Aim of the task:
The full listing needs to be output exactly.

Data excerpts:
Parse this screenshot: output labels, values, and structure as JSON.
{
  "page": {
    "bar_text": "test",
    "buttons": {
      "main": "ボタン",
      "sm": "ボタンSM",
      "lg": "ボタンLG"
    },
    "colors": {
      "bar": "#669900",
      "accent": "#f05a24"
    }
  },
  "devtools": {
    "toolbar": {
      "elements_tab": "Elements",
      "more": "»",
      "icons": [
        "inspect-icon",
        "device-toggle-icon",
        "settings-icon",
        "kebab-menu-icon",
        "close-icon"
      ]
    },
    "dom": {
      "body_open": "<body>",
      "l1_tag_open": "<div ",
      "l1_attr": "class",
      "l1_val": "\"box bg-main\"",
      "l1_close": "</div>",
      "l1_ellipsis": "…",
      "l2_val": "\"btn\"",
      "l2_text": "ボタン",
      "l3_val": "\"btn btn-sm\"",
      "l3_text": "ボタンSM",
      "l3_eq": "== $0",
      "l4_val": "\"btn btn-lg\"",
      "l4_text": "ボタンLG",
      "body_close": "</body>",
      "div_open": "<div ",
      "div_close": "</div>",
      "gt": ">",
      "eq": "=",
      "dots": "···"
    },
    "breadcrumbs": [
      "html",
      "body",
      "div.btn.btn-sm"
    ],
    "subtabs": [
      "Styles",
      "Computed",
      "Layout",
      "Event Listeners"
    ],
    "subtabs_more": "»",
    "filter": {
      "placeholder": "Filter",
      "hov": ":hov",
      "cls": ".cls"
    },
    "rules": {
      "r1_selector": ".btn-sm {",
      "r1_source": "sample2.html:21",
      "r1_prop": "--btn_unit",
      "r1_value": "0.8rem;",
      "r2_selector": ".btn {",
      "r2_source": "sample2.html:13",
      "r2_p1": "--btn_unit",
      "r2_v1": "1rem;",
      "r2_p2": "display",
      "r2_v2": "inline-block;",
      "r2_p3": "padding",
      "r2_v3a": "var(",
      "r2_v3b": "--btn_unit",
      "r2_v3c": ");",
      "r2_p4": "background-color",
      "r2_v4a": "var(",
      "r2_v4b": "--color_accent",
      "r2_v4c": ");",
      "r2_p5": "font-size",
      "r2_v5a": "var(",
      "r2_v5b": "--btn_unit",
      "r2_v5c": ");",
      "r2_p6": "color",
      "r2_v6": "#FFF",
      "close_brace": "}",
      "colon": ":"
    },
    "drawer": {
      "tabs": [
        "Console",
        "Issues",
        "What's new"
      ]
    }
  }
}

Exercise result:
Parse this screenshot: output labels, values, and structure as JSON.
{
  "page": {
    "bar_text": "test",
    "buttons": {
      "main": "ボタン",
      "sm": "ボタンSM",
      "lg": "ボタンLG"
    },
    "colors": {
      "bar": "#669900",
      "accent": "#f05a24"
    }
  },
  "devtools": {
    "toolbar": {
      "elements_tab": "Elements",
      "more": "»",
      "icons": [
        "inspect-icon",
        "device-toggle-icon",
        "settings-icon",
        "kebab-menu-icon",
        "close-icon"
      ]
    },
    "dom": {
      "body_open": "<body>",
      "l1_tag_open": "<div ",
      "l1_attr": "class",
      "l1_val": "\"box bg-main\"",
      "l1_close": "</div>",
      "l1_ellipsis": "…",
      "l2_val": "\"btn\"",
      "l2_text": "ボタン",
      "l3_val": "\"btn btn-sm\"",
      "l3_text": "ボタンSM",
      "l3_eq": "== $0",
      "l4_val": "\"btn btn-lg\"",
      "l4_text": "ボタンLG",
      "body_close": "</body>",
      "div_open": "<div ",
      "div_close": "</div>",
      "gt": ">",
      "eq": "=",
      "dots": "···"
    },
    "breadcrumbs": [
      "html",
      "body",
      "div.btn.btn-sm"
    ],
    "subtabs": [
      "Styles",
      "Computed",
      "Layout",
      "Event Listeners"
    ],
    "subtabs_more": "»",
    "filter": {
      "placeholder": "Filter",
      "hov": ":hov",
      "cls": ".cls"
    },
    "rules": {
      "r1_selector": ".btn-sm {",
      "r1_source": "sample2.html:21",
      "r1_prop": "--btn_unit",
      "r1_value": "0.8rem;",
      "r2_selector": ".btn {",
      "r2_source": "sample2.html:13",
      "r2_p1": "--btn_unit",
      "r2_v1": "1rem;",
      "r2_p2": "display",
      "r2_v2": "inline-block;",
      "r2_p3": "padding",
      "r2_v3a": "var(",
      "r2_v3b": "--btn_unit",
      "r2_v3c": ");",
      "r2_p4": "background-color",
      "r2_v4a": "var(",
      "r2_v4b": "--color_accent",
      "r2_v4c": ");",
      "r2_p5": "font-size",
      "r2_v5a": "var(",
      "r2_v5b": "--btn_unit",
      "r2_v5c": ");",
      "r2_p6": "color",
      "r2_v6": "#FFF",
      "close_brace": "}",
      "colon": ":"
    },
    "drawer": {
      "tabs": [
        "Console",
        "Issues",
        "What's new"
      ]
    }
  }
}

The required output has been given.